Lea Salonga

Lea Salonga

Sarah Paulson

Leslie Kritzer

Shaina Taub and Leigh Silverman

Amber Iman

Nikki M. James

John Weidner

Jessica Hecht

Andrew R. Butler

Casey Likes

Grant Gustin

Sean Patrick Flahaven

Doug Wright

Bradley King

Jamie deRoy

New Dramatists

 

Continue Reading

Broadway

The Outer Critics Circle (OCC) Awards And You Are There Part 1

Published

on

The Outer Critics Circle (OCC), awards ceremony for the winners was held on Thursday, May 23, 2024, in the Bruno Walter Auditorium at Lincoln Center’s New York Public Library for The Performing Arts (111 Amsterdam Avenue, NYC).

Current President David Gordon and  Vice President Richard Ridge welcomed everyone. There were celebrity presenters and Tony Danza proved why he is a comedy star. The first award given out was to Outstanding Video/Projections: Peter Nigrini – The Who’s Tommy.

Danza also gave out the awards to Outstanding Orchestrations Marco Paguia – Buena Vista Social Club.

Outstanding Costume Design: Linda Cho – The Great Gatsby

Outstanding Lead Performer in a Broadway Play: Jessica Lange – Mother Play

Receiving the John Gassner Award for New American Play (preferably by a new playwright): Oh, Mary! and a tie for Outstanding Lead Performer in an Off-Broadway Play (tie): Cole Escola left a video message.


Next to present was Montego Glover who gave Outstanding Featured Performer in an Off-Broadway Musical (tie) Judy Kuhn – I Can Get It For You Wholesale

and to Thom Sesma – Dead Outlaw

Outstanding Book of a Musical and Outstanding Score Shaina Taub – Suffs

Outstanding Scenic Design (tie): Paul Tate dePoo III – The Great Gatsby

Outstanding Lighting Design: Brian MacDevitt  The Outsiders

Outstanding Featured Performer in a Broadway Play: Kara Young – Purlie Victorious

Next up Steve Gutenberg gave awards to Outstanding Revival of a Play: Appropriate

Outstanding Sound DesignRyan Rumery – Stereophonic

Outstanding Solo Performance: Patrick Page – All the Devils are Here

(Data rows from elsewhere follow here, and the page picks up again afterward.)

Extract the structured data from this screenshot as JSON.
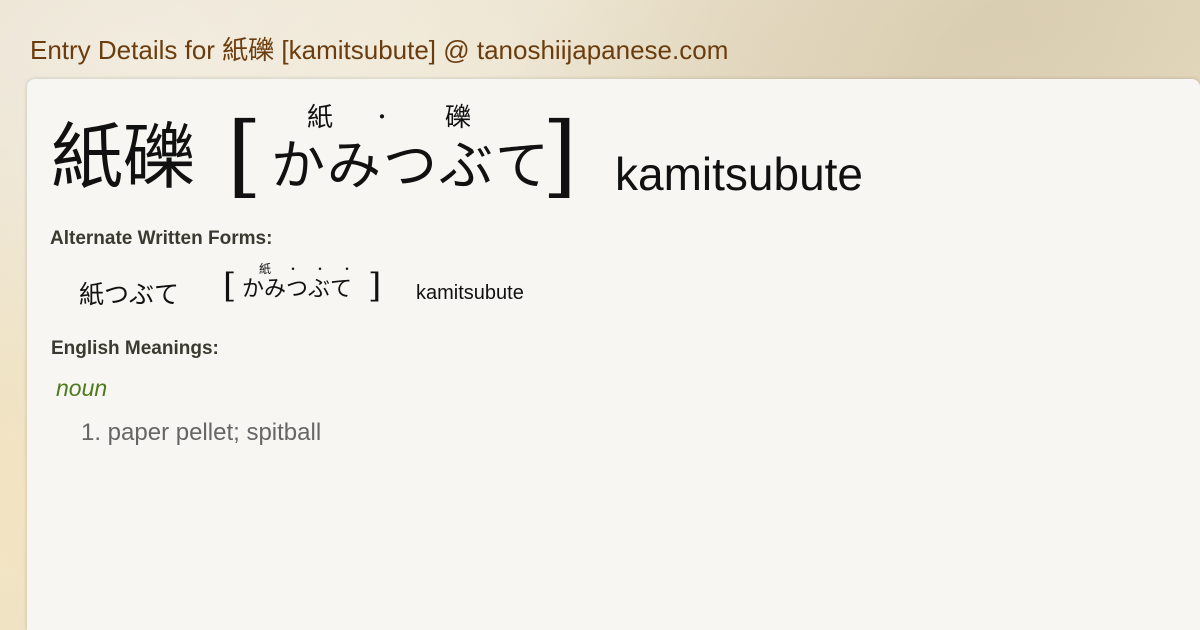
{
  "page": {
    "title": "Entry Details for 紙礫 [kamitsubute] @ tanoshiijapanese.com"
  },
  "entry": {
    "kanji": "紙礫",
    "bracket_open": "[",
    "bracket_close": "]",
    "kana": "かみつぶて",
    "furigana": [
      "紙",
      "・",
      "礫"
    ],
    "romaji": "kamitsubute"
  },
  "alternate": {
    "label": "Alternate Written Forms:",
    "forms": [
      {
        "kanji": "紙つぶて",
        "kana": "かみつぶて",
        "furigana": [
          "紙",
          "・",
          "・",
          "・"
        ],
        "romaji": "kamitsubute"
      }
    ]
  },
  "meanings": {
    "label": "English Meanings:",
    "part_of_speech": "noun",
    "items": [
      "1. paper pellet; spitball"
    ]
  },
  "colors": {
    "title": "#6b3d0e",
    "part_of_speech": "#4e7a1e",
    "card_background": "#f7f6f2"
  }
}
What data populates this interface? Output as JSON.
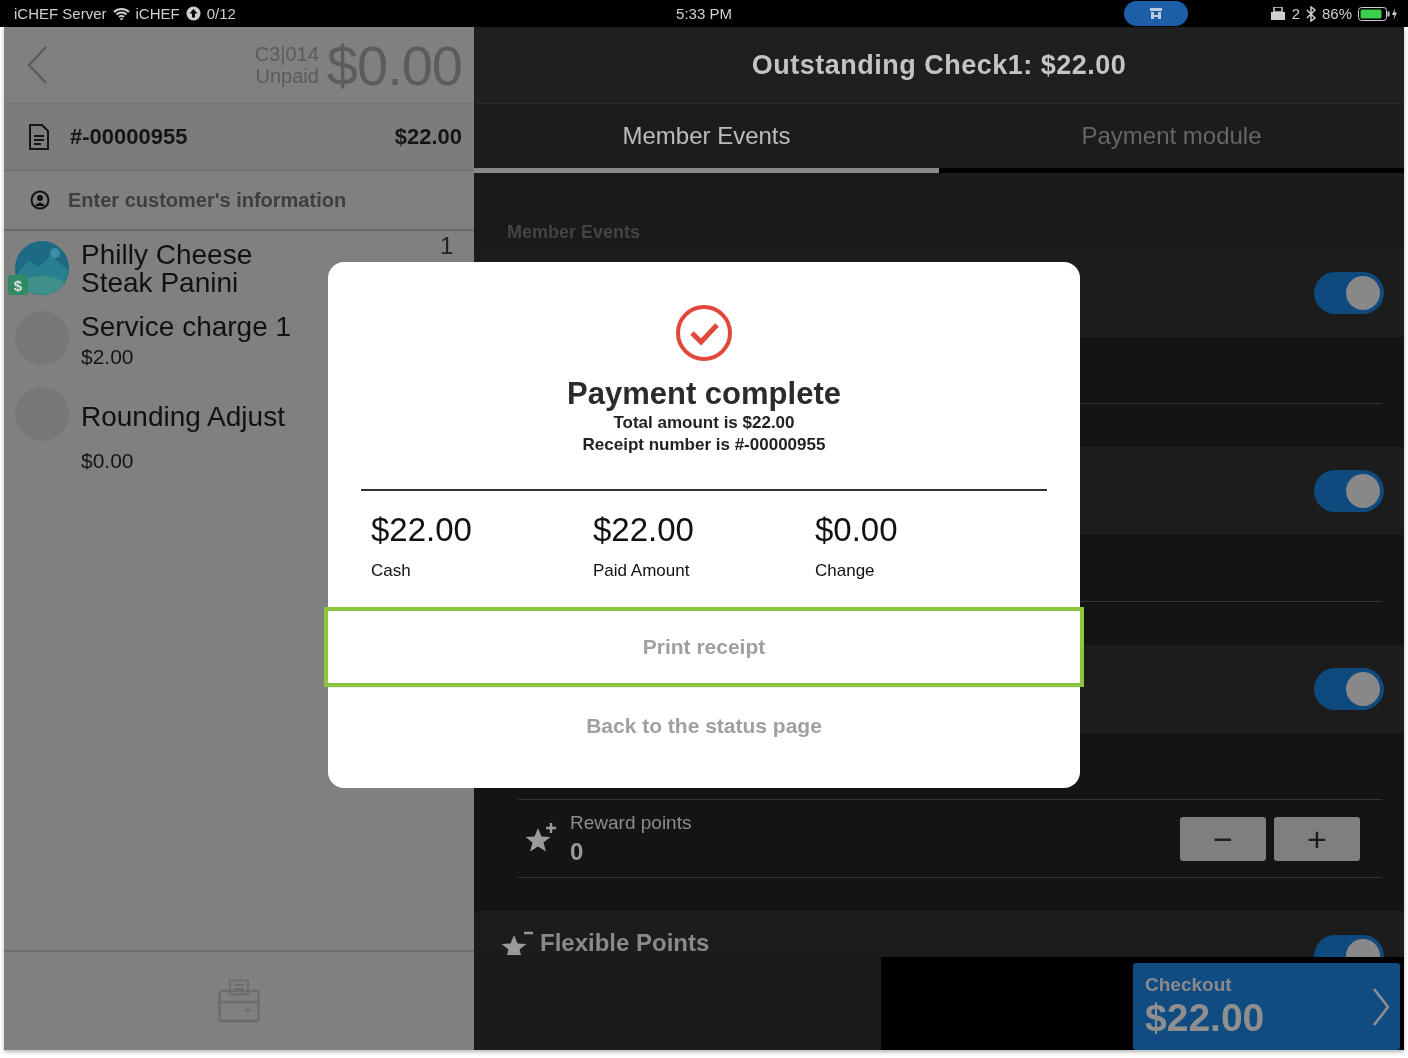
{
  "status_bar": {
    "carrier": "iCHEF Server",
    "network": "iCHEF",
    "sync": "0/12",
    "time": "5:33 PM",
    "printers": "2",
    "battery": "86%"
  },
  "order": {
    "table": "C3|014",
    "status": "Unpaid",
    "amount": "$0.00",
    "receipt_number": "#-00000955",
    "receipt_total": "$22.00",
    "customer_placeholder": "Enter customer's information",
    "items": [
      {
        "name": "Philly Cheese Steak Panini",
        "quantity": "1",
        "badge": "$"
      },
      {
        "kind": "plain",
        "name": "Service charge 1",
        "price": "$2.00"
      },
      {
        "kind": "plain",
        "name": "Rounding Adjust",
        "price": "$0.00"
      }
    ]
  },
  "check": {
    "title": "Outstanding Check1: $22.00",
    "tabs": [
      {
        "label": "Member Events",
        "selected": true
      },
      {
        "label": "Payment module",
        "selected": false
      }
    ],
    "section": "Member Events",
    "events": [
      {
        "kind": "toggle",
        "on": true
      },
      {
        "kind": "toggle",
        "on": true
      },
      {
        "kind": "toggle",
        "on": true
      },
      {
        "kind": "stepper",
        "label": "Reward points",
        "value": "0",
        "minus": "−",
        "plus": "+"
      },
      {
        "kind": "header",
        "label": "Flexible Points",
        "on": true
      }
    ],
    "checkout": {
      "label": "Checkout",
      "amount": "$22.00"
    }
  },
  "dialog": {
    "title": "Payment complete",
    "lines": [
      "Total amount is $22.00",
      "Receipt number is #-00000955"
    ],
    "summary": [
      {
        "amount": "$22.00",
        "label": "Cash"
      },
      {
        "amount": "$22.00",
        "label": "Paid Amount"
      },
      {
        "amount": "$0.00",
        "label": "Change"
      }
    ],
    "buttons": [
      {
        "label": "Print receipt",
        "highlighted": true
      },
      {
        "label": "Back to the status page",
        "highlighted": false
      }
    ]
  }
}
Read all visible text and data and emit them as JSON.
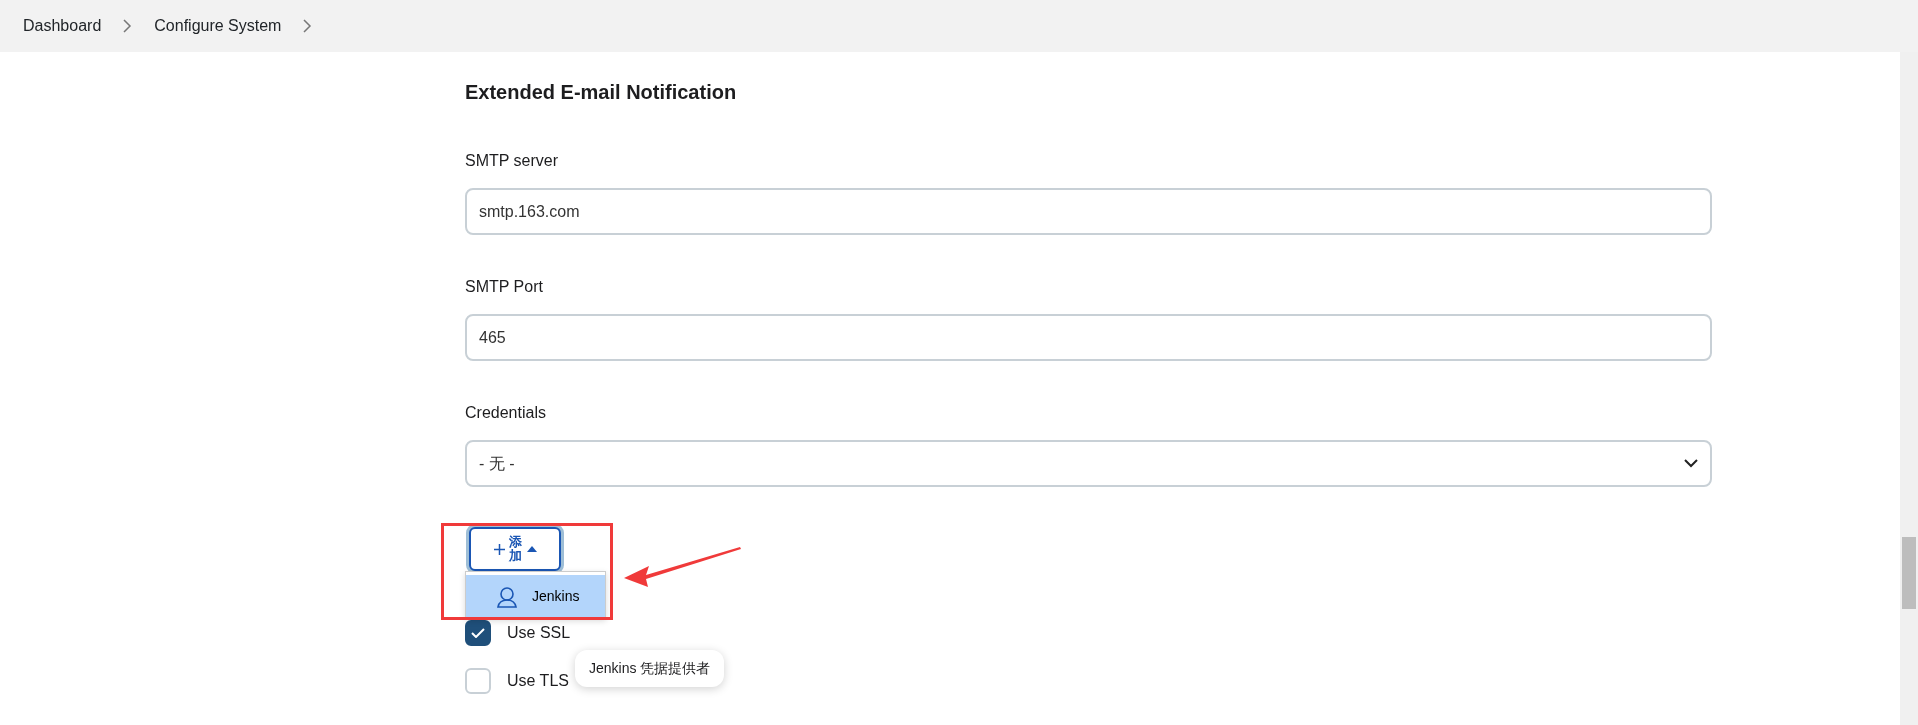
{
  "breadcrumbs": [
    {
      "label": "Dashboard"
    },
    {
      "label": "Configure System"
    }
  ],
  "section_title": "Extended E-mail Notification",
  "fields": [
    {
      "kind": "text",
      "label": "SMTP server",
      "value": "smtp.163.com"
    },
    {
      "kind": "text",
      "label": "SMTP Port",
      "value": "465"
    },
    {
      "kind": "select",
      "label": "Credentials",
      "value": "- 无 -"
    }
  ],
  "add_button": {
    "label": "添加",
    "expanded": true
  },
  "add_menu": [
    {
      "label": "Jenkins",
      "selected": true
    }
  ],
  "tooltip": "Jenkins 凭据提供者",
  "checkboxes": [
    {
      "label": "Use SSL",
      "checked": true
    },
    {
      "label": "Use TLS",
      "checked": false
    }
  ]
}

Founded during the 1949-50 Broadway season by respected theater journalist John Gassner, The Outer Critics Circle is an esteemed association with members affiliated with more than ninety newspapers, magazines, broadcast stations, and online news organizations, in America and abroad. Led by its current President David Gordon, the OCC Board of Directors also includes Vice President Richard Ridge, Recording Secretary Joseph Cervelli, Corresponding Secretary Patrick Hoffman, Treasurer David Roberts, Cynthia Allen, Harry Haun, Dan Rubins, Janice Simpson and Doug Strassler. Simon Saltzman is President Emeritus & Board Member (Non-nominating) and Stanley L. Cohen serves as Financial Consultant & Board Member (Non-nominating). Lauren Yarger serves as the Outer Critics Circle Awards ceremony executive producer.

Tomorrow Part 2.

Continue Reading

Broadway

Ken Fallin’s Broadway: On The Town For Fleet Week

Published

on

Fleet Week is upon us, so, attached is a drawing I did of Channing Tatum a few years ago for The Los Angeles Times. This was done for Hail Caesar! choreographed by Christopher Gattelli.

Hail Caesar!  is by Joel and Ethan Coen (No Country for Old Men, Fargo), starring Josh Brolin, George Clooney, Alden Ehrenreich, Ralph Fiennes, Jonah Hill, Scarlett Johansson, Frances McDormand, Tilda Swinton, and Channing Tatum, Hail, Caesar! follows a single day in the life of a studio fixer who is presented with plenty of problems to fix.

Here is a video with Channing and the rest of the cast. Talk about a great Happy Memorial Day!

Continue Reading

Trending

Copyright © 2023 Times Square Chronicles

Times Square Chronicles